Most of us have reached our Burning Man quota and are ready to move on to discussing other distasteful things such as pumpkin spice season — but not everyone. Some burners who recently returned from Black Rock Desert are now experiencing a sort of PBSD- a post-burn stress disorder. Symptoms of the post-festival withdrawal include massive whining, sensitivity to noise and crowds, an obsession with David Bowie’s ashes and the overwhelming desire to wear Day-glo costumes. The New York Post reports on the unusual phenomenon affecting these unfortunate souls who can’t seem to readjust to normal city life after experiencing the zen magic of the desert event.
“You have cars honking at you, subway doors closing on you, and people’s MO is to serve themselves and not you. It’s very harsh — it’s very hard to leave Burning Man,” laments Dina Kaplan, a five-time Burning Man veteran. “You’re trying desperately to hold onto the good energy [of] Burning Man, but it is so hard to do that amid the bustle of NYC.”

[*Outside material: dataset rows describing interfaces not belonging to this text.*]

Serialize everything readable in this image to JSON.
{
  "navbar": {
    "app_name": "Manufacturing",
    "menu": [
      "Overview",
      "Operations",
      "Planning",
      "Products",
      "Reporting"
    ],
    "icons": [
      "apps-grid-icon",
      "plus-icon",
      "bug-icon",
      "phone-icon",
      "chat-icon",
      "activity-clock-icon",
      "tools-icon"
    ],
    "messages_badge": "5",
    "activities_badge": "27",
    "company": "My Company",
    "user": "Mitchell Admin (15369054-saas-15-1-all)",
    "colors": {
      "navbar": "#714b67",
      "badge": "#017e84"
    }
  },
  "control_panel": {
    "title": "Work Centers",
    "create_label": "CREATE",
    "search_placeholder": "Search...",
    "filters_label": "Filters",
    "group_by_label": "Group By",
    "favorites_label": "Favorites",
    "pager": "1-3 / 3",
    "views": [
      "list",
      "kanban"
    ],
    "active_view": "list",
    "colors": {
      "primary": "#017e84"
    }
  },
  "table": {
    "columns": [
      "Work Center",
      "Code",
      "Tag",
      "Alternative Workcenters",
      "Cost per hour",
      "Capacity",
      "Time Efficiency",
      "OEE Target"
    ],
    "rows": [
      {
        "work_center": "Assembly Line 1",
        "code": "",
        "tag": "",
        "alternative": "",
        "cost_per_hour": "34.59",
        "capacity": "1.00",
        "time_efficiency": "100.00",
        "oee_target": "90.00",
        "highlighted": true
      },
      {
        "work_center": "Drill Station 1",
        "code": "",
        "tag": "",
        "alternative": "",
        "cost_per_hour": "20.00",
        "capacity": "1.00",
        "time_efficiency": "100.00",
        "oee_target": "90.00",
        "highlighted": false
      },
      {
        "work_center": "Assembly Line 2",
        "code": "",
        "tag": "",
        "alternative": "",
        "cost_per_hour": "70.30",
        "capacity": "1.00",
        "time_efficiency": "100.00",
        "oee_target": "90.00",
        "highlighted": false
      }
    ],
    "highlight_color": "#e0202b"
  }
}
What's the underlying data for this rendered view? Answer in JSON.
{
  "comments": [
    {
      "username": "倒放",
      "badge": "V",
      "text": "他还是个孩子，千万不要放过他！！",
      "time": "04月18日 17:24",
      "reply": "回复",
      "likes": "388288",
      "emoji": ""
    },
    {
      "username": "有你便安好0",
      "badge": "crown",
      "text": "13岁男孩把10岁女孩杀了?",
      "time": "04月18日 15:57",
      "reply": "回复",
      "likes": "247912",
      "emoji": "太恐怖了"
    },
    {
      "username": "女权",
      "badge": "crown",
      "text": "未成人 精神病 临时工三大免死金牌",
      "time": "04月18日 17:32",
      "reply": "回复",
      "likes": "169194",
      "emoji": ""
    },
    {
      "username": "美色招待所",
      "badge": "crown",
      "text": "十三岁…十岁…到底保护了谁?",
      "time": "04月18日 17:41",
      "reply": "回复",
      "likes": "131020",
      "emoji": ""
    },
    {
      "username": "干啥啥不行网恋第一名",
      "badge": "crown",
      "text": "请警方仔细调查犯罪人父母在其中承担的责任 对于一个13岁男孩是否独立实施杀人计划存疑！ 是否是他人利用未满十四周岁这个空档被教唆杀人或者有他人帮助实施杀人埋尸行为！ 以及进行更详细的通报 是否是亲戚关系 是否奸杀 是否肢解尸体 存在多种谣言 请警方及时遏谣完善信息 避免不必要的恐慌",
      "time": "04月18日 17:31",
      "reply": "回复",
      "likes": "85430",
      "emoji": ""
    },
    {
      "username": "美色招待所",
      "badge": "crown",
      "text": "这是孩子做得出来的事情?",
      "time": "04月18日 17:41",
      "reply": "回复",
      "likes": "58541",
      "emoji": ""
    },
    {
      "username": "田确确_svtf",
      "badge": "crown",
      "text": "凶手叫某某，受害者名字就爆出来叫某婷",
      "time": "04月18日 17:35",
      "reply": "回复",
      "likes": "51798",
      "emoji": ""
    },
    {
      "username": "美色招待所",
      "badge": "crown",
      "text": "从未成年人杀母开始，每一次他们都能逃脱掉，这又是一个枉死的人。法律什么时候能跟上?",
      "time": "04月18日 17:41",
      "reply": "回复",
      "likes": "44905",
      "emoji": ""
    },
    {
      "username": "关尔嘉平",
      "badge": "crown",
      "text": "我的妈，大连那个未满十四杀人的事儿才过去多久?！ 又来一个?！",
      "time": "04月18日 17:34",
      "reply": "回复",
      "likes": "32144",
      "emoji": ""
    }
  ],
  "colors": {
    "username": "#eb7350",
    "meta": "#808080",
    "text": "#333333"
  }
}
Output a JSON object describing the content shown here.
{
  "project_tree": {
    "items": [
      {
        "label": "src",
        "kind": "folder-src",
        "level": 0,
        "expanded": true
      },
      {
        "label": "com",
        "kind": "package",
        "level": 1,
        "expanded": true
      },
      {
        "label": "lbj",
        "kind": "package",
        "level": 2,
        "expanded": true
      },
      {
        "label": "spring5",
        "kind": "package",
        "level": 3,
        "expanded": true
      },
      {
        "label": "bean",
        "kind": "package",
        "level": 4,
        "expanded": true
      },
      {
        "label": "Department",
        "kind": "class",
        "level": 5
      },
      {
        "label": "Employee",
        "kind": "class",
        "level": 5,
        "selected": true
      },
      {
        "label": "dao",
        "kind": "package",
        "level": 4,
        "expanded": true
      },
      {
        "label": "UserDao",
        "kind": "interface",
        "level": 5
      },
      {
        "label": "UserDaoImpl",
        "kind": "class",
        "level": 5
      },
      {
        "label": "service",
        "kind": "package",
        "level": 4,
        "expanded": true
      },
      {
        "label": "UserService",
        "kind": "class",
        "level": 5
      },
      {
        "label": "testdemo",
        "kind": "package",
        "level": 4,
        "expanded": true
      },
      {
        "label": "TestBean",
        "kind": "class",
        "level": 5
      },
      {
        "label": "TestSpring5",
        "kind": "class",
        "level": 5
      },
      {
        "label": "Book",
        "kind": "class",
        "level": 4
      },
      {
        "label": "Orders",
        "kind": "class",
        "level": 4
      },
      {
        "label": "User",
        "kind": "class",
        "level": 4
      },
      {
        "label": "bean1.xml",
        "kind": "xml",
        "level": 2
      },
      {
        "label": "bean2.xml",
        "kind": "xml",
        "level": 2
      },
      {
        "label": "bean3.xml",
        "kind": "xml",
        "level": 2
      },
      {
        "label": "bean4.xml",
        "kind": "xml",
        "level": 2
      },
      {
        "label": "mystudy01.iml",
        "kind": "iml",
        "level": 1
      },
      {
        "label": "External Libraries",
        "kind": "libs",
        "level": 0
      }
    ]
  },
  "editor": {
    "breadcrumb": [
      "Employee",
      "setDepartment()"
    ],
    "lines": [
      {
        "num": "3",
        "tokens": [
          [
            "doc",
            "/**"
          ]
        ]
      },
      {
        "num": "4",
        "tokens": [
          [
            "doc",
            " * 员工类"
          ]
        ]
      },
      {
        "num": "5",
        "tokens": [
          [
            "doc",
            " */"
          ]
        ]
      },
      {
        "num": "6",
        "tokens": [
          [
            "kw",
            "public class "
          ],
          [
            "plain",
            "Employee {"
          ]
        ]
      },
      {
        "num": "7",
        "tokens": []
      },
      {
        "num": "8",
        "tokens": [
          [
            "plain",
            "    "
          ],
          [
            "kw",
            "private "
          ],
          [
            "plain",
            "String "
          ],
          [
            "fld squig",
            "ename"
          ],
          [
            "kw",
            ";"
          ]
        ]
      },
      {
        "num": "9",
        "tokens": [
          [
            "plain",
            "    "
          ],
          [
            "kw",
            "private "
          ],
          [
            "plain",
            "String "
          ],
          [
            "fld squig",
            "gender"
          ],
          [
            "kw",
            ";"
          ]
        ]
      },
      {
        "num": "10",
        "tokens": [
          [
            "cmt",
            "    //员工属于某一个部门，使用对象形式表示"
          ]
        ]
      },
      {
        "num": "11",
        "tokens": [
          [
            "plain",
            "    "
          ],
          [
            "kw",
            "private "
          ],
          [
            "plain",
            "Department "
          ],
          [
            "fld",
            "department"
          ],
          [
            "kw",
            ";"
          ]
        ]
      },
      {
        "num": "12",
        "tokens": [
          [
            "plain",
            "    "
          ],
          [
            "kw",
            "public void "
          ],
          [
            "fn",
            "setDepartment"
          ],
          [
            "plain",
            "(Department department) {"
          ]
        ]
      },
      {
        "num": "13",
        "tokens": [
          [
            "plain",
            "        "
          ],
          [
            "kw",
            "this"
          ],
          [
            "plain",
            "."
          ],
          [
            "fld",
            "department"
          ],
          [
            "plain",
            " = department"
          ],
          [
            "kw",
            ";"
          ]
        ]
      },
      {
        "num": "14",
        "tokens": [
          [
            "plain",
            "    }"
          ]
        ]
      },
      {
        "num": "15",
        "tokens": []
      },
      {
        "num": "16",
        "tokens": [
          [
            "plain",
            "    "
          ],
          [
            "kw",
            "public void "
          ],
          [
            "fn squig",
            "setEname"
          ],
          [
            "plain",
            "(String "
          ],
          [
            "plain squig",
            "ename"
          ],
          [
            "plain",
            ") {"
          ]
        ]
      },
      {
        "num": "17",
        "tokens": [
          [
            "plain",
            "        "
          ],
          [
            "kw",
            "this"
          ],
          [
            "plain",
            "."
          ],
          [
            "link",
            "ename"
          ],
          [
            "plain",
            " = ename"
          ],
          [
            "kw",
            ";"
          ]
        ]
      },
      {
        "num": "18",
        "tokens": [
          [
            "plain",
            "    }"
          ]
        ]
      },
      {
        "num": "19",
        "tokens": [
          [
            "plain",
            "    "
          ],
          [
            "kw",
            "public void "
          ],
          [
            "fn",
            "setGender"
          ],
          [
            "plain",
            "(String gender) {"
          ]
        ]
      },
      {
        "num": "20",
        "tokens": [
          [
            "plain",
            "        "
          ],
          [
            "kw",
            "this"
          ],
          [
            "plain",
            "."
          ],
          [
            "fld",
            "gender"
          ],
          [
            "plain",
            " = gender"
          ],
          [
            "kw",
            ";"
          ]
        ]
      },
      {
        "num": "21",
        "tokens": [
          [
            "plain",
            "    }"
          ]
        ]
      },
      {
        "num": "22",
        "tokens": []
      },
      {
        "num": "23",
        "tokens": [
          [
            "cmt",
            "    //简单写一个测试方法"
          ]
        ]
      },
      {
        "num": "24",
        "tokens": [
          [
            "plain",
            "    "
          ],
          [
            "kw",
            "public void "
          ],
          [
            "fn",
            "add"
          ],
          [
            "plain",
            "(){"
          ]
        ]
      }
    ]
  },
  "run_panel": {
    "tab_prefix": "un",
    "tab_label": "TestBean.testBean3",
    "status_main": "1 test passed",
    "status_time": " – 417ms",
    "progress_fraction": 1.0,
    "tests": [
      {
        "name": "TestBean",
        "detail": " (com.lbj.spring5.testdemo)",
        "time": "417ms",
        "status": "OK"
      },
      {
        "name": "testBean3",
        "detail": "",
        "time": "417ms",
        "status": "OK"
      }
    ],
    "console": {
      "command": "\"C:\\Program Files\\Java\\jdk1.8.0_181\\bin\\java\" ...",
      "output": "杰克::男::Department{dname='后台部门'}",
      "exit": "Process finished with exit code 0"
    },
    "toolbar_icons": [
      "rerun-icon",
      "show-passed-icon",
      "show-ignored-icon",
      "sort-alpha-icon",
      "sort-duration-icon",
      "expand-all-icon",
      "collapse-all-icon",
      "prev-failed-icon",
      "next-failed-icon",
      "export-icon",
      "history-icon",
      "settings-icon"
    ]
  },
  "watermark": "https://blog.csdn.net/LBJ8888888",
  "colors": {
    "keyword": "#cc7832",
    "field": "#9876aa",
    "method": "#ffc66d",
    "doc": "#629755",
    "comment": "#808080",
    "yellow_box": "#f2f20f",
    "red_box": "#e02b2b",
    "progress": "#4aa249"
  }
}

As such, many of those trying to cope with a post-Burn depression are now attending support groups — aka “decompression parties” — around the city.
The letdown is particularly hard for corporate types who return finding themselves questioning their city way of life.
“How do you transition back? You feel fake — you feel like you’re an impostor. I experience depression because I have impostor syndrome — that’s what I suffer for weeks coming back,” says Joanna Nabholz, a mom of three kids under 6 who works in tech. “You feel like you’re lying to yourself.”
Kaplan concurs, ““You find people who question their job or who quit their corporate environment — some job that’s not their mission.”